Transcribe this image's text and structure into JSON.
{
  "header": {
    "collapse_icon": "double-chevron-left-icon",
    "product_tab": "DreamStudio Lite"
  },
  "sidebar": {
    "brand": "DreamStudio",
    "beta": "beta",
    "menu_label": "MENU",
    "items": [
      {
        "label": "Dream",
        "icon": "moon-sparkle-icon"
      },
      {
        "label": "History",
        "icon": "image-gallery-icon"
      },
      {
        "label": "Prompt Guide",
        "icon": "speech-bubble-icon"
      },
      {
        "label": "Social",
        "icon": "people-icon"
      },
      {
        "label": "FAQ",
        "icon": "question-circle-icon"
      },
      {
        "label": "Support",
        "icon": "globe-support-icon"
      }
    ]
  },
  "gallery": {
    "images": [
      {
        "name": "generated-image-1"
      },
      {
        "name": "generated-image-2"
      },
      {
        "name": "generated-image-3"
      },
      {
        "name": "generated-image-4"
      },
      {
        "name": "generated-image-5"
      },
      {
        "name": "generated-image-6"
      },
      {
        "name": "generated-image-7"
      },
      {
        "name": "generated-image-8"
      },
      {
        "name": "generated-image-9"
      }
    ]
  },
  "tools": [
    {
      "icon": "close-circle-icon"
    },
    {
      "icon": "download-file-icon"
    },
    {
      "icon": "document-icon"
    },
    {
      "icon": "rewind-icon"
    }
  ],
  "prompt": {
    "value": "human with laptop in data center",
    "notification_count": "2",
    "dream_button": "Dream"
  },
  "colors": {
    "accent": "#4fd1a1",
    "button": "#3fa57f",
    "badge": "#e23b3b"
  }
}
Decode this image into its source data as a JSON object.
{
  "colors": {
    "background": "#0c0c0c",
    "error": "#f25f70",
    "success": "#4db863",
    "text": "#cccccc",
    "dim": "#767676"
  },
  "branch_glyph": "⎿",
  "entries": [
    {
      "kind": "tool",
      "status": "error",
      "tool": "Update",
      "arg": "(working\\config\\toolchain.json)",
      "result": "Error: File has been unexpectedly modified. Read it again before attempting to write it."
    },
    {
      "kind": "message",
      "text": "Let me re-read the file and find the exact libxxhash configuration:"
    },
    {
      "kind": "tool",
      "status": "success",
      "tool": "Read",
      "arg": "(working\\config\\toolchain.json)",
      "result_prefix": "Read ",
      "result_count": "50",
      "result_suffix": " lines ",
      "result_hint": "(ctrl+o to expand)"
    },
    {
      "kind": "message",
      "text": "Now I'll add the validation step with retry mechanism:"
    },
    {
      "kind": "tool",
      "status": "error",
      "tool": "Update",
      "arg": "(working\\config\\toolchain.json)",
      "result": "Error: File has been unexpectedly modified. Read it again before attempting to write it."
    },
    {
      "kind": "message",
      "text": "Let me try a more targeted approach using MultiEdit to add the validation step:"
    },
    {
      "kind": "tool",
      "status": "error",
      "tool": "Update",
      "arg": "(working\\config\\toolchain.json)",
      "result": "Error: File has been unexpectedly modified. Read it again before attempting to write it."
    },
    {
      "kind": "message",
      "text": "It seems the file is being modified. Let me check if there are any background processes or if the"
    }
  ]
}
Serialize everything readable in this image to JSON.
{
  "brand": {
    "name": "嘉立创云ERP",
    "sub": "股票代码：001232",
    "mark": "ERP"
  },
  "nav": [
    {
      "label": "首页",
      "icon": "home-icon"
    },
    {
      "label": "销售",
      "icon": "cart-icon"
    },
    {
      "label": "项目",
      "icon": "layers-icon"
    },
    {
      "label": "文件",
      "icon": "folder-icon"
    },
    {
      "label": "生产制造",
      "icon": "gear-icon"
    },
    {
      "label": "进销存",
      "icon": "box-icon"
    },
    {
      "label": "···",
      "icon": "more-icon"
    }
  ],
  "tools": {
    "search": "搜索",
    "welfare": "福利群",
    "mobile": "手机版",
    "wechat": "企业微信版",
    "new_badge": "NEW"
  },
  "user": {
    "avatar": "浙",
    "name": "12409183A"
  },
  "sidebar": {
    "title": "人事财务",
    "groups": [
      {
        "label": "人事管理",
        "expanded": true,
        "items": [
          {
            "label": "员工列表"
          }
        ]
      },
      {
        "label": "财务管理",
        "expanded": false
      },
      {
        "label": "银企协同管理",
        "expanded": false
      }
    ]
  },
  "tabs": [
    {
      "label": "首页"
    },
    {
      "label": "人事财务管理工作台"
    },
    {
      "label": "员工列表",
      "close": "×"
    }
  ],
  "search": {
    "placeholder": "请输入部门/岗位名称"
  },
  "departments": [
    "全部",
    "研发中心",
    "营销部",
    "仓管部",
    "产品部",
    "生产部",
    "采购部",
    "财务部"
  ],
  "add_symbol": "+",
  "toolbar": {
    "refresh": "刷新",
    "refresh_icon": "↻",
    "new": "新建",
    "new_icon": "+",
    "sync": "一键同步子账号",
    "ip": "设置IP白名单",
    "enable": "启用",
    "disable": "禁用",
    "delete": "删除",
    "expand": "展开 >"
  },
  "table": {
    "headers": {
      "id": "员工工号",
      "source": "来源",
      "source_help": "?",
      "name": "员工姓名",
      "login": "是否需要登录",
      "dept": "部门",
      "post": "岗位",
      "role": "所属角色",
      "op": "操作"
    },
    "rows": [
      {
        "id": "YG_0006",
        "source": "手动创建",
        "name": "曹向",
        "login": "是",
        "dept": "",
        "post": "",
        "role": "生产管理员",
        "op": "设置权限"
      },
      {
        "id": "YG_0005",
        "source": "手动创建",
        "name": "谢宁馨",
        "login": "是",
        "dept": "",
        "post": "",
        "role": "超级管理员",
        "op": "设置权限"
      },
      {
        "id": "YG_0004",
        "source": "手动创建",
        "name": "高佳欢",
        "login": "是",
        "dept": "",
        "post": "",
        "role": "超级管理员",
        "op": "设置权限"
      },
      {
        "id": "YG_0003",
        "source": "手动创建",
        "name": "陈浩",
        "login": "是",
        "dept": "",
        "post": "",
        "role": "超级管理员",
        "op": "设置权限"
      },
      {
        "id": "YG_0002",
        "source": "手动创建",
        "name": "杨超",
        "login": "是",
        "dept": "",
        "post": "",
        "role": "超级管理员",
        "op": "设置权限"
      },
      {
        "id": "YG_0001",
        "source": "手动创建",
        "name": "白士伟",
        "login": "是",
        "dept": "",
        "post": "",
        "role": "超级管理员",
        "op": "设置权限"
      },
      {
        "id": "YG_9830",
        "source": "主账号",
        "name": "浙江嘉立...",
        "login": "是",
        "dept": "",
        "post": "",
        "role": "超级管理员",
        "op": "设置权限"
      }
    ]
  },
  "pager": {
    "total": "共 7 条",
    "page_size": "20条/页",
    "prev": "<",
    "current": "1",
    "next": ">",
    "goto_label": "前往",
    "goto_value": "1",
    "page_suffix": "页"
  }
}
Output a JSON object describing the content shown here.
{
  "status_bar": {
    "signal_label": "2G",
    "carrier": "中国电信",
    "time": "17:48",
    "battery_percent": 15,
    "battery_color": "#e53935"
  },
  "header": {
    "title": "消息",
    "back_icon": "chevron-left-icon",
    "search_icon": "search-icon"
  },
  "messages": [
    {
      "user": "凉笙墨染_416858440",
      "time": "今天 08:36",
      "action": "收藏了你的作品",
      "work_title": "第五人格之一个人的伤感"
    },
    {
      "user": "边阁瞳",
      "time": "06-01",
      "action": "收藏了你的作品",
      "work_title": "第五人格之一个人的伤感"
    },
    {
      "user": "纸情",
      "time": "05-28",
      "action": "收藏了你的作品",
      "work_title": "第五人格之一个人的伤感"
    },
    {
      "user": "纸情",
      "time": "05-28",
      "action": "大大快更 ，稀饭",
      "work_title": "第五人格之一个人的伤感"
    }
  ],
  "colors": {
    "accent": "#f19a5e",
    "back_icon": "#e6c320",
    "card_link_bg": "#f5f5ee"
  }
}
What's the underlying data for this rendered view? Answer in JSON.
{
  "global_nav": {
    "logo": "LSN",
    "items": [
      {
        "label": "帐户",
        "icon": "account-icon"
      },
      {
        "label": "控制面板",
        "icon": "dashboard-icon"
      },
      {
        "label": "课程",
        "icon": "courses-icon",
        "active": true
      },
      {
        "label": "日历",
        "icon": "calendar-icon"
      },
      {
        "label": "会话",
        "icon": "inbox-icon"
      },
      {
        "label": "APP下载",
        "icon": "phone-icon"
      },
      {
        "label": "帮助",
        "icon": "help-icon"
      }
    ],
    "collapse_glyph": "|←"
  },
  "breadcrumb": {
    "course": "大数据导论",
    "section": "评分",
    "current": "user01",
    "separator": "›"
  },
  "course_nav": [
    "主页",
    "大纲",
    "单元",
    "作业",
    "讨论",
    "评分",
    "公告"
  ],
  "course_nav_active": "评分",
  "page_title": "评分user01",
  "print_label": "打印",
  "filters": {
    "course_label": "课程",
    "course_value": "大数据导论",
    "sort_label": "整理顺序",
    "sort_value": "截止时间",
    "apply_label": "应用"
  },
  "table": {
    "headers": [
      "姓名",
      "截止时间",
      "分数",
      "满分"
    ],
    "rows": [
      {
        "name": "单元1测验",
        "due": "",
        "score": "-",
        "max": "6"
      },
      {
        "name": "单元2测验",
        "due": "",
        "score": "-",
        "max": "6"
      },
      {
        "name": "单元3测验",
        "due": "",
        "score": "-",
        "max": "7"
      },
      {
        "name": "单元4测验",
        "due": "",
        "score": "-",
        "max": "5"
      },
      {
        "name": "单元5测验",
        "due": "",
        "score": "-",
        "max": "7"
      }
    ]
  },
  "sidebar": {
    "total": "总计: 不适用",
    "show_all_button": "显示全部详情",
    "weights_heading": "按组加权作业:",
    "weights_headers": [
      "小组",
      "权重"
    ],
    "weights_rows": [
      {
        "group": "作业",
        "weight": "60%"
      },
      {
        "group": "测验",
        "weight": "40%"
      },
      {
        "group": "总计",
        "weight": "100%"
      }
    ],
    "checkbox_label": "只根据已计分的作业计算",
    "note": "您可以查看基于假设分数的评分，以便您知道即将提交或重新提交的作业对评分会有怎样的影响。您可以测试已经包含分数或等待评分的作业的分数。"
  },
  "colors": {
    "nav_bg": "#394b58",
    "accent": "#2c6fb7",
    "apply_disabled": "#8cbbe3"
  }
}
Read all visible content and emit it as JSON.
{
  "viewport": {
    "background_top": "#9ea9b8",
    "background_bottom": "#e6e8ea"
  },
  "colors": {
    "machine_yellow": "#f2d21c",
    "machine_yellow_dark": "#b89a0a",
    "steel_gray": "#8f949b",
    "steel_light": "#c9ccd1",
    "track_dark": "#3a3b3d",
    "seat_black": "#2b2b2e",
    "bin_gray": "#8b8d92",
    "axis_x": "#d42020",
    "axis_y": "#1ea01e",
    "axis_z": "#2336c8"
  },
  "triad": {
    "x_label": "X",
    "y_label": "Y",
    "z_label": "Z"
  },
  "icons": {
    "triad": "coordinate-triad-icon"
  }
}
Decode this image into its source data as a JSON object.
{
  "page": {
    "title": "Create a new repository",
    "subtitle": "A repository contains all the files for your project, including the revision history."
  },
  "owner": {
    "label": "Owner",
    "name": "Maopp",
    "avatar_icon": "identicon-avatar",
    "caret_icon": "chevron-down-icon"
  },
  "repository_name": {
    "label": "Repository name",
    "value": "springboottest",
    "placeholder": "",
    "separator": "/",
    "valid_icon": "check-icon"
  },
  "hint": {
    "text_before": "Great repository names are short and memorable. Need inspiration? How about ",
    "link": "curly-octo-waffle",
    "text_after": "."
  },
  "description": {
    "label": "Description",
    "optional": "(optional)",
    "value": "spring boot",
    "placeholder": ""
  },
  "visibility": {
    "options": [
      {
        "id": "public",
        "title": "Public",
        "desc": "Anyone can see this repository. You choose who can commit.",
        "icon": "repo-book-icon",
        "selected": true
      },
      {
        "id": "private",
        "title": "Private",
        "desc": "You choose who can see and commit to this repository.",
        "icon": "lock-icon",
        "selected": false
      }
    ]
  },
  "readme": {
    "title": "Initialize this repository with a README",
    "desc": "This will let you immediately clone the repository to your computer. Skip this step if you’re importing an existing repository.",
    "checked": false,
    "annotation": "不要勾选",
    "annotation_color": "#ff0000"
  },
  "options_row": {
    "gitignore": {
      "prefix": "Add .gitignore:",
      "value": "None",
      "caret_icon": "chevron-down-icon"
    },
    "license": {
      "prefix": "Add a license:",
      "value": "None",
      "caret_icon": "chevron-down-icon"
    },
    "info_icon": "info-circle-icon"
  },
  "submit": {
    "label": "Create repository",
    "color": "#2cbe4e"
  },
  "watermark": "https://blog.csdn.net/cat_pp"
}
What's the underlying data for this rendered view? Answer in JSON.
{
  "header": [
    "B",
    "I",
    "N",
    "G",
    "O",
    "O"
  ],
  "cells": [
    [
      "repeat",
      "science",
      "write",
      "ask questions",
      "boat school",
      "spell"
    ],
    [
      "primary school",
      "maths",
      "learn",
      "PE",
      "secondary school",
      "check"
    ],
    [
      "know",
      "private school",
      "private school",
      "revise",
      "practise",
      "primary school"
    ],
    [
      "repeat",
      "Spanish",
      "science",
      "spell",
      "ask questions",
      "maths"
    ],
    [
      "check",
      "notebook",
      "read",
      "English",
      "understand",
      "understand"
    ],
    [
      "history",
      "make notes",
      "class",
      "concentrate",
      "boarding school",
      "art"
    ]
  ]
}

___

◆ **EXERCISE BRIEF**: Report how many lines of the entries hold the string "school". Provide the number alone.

◆ **EXERCISE RESULT**: 7